Sorrel is always a bit of a problem veggie for me. Although I love its nutritional profile and flavor, I hate the brown color it turns when cooked. So I decided to try making sorrel pesto. I worked off the recipe below I found at recipesource.com, but I made a few changes. I used basil because I didn't have parsley and added the juice from a small lemon.
The pesto tastes more tart than my typical basil version, but it's a nice change. Plus the color is beautiful, duplicating the green of the fresh leaves. I've tossed it with pasta and used it as a sauce for white fish.
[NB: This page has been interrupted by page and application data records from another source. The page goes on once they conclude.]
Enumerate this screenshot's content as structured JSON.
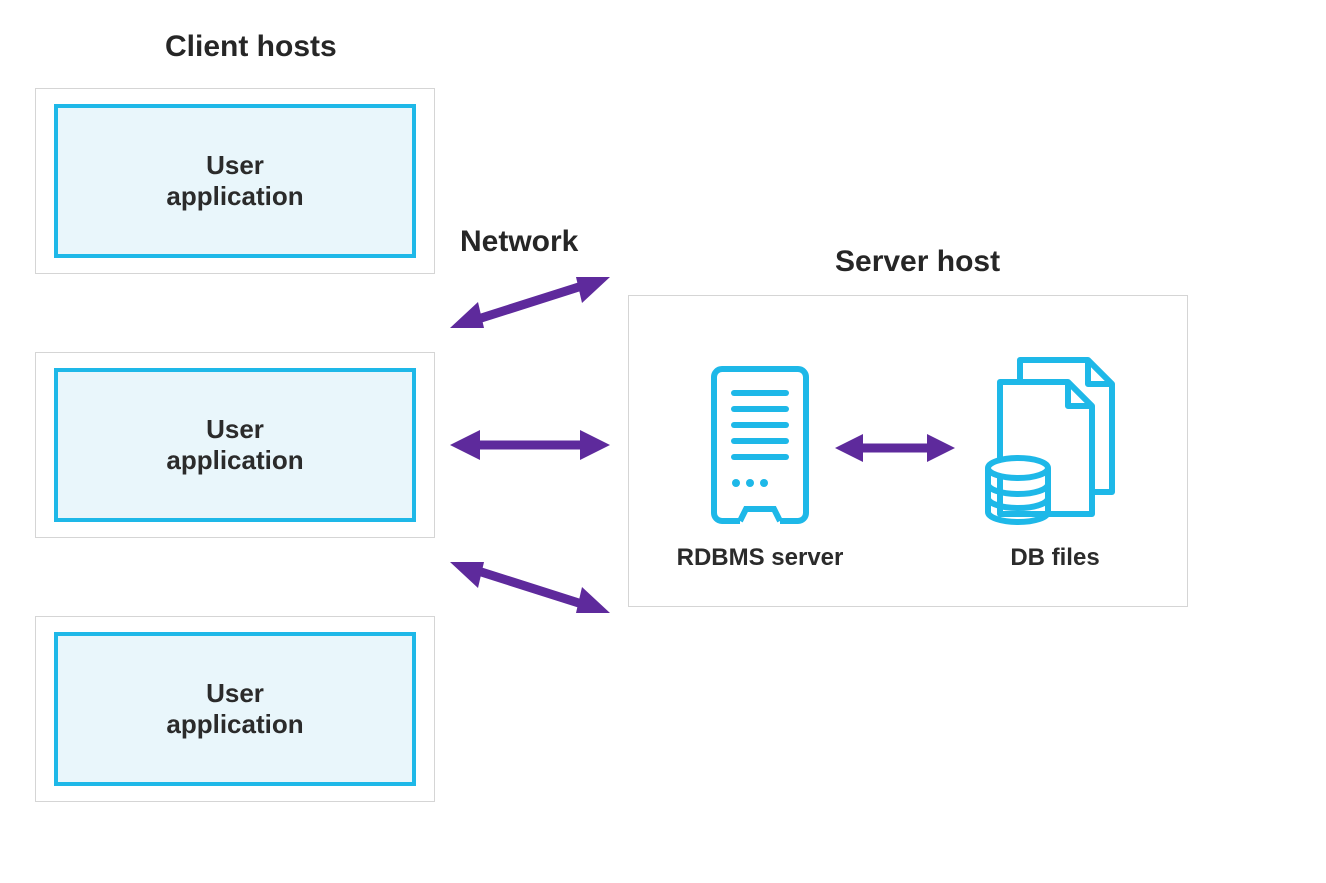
{
  "headings": {
    "client_hosts": "Client hosts",
    "network": "Network",
    "server_host": "Server host"
  },
  "clients": [
    {
      "label": "User\napplication"
    },
    {
      "label": "User\napplication"
    },
    {
      "label": "User\napplication"
    }
  ],
  "server": {
    "rdbms_label": "RDBMS server",
    "dbfiles_label": "DB files"
  },
  "colors": {
    "cyan": "#1eb8e8",
    "purple": "#5e2a9c",
    "border_gray": "#d5d5d5",
    "text": "#2b2b2b",
    "inner_fill": "#e9f6fb"
  }
}
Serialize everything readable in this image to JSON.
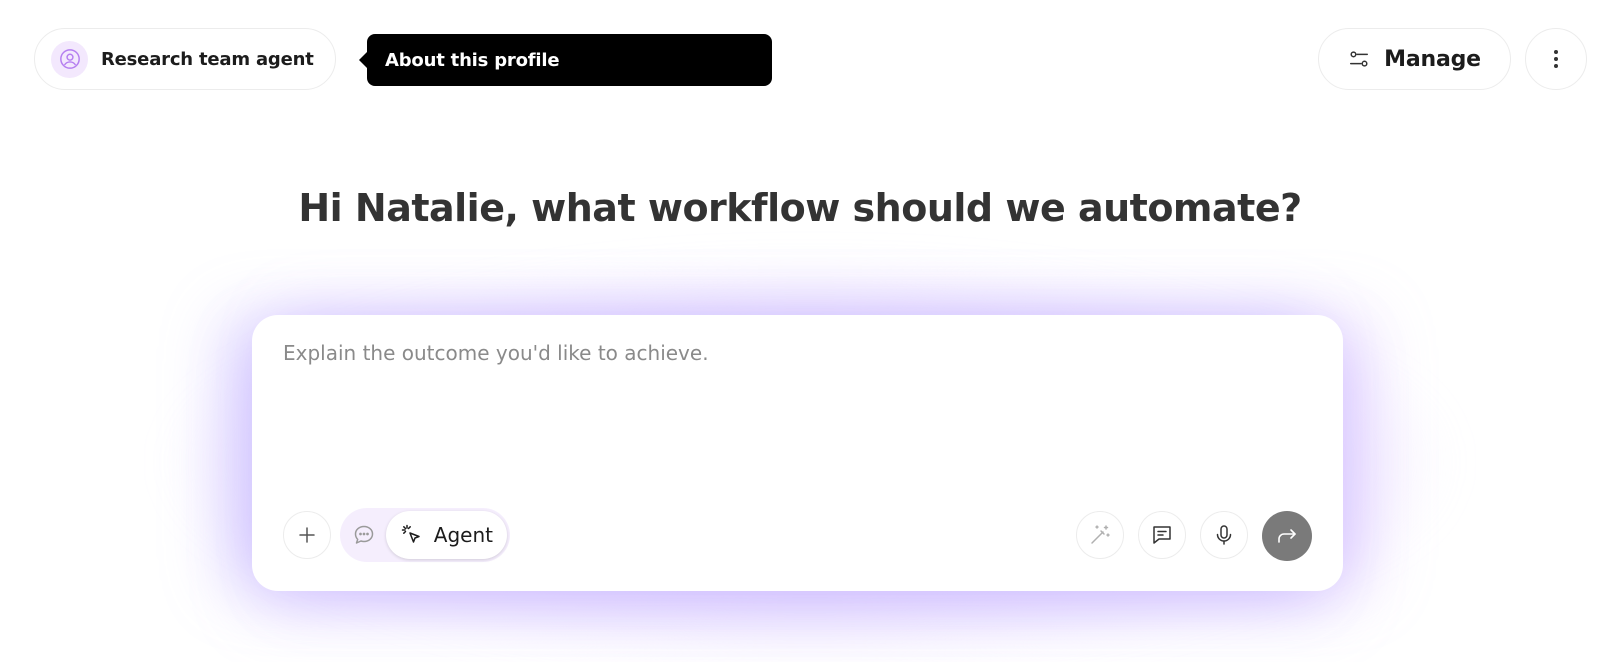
{
  "header": {
    "profile_label": "Research team agent",
    "tooltip_text": "About this profile",
    "manage_label": "Manage",
    "more_icon": "more-vertical-icon"
  },
  "main": {
    "title": "Hi Natalie, what workflow should we automate?"
  },
  "composer": {
    "placeholder": "Explain the outcome you'd like to achieve.",
    "value": "",
    "mode_agent_label": "Agent",
    "selected_mode": "Agent",
    "icons": {
      "attach": "plus-icon",
      "chat_mode": "chat-bubble-icon",
      "agent_mode": "cursor-click-icon",
      "enhance": "magic-wand-icon",
      "chat": "message-square-icon",
      "mic": "microphone-icon",
      "send": "forward-arrow-icon"
    }
  },
  "colors": {
    "accent_light": "#f3e8fd",
    "accent_icon": "#b57ef0",
    "send_button": "#7a7a7a",
    "tooltip_bg": "#000000",
    "title_text": "#333333"
  }
}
Delicious!
Typically, sorrel shows up in the spring, but I had the green in the last few weeks of my CSA. Hopefully, it will stick around until cold weather.
2 cups coarsely chopped fresh sorrel, ribs removed 1/3 cup packed fresh parsley leaves 2 garlic cloves, roughly chopped 1/3 cup freshly grated parmesan 1/4 cup pine nuts 1/2 teaspoon salt 1/4 cup olive oil
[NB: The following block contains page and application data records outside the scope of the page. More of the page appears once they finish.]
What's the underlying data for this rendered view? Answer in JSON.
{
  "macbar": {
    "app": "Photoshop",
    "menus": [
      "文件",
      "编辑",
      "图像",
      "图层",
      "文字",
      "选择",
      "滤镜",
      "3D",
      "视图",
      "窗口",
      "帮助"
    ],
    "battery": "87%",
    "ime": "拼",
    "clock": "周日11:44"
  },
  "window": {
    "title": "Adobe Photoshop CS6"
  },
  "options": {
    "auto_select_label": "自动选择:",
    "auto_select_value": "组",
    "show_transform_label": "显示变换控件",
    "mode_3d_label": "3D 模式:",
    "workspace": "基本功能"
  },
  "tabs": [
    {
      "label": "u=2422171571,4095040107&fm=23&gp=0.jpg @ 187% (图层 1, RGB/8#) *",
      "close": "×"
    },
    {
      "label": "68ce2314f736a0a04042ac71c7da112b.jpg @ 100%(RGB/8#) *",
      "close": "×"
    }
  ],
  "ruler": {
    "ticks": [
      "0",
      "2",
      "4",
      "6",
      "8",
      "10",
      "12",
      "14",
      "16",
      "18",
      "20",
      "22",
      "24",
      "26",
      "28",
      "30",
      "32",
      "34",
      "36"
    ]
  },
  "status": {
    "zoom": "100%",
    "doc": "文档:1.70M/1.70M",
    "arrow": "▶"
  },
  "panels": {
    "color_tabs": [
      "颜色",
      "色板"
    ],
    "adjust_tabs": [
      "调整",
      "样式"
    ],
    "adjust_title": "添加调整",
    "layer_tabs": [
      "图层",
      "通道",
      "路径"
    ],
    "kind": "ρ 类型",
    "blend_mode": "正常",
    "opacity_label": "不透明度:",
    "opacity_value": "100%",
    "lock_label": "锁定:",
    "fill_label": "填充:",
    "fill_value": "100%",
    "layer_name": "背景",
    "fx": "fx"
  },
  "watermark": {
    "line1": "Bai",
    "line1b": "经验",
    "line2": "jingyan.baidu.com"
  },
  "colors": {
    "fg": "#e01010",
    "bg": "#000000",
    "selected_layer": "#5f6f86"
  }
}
In a food processor or blender puree the sorrel, the parsley, the garlic, the parmesan, the pine nuts and the oil, transfer the pesto to a jar with a tight fitting lid and chill it, covered. The pesto keeps, covered and chilled, for 2 weeks. Makes about 1 cup.
To use the pesto: For every pound of dried pasta cooking in a kettle of boiling water, stir together in a heated serving bowl 3/4 cup of the pesto and 2/3 cup of the hot cooking water. When the pasta is al dente, drain it in a colander, add it to the pesto mixture, and toss the mixture until the pasta is coated well. Vermicelli works very well with this recipe.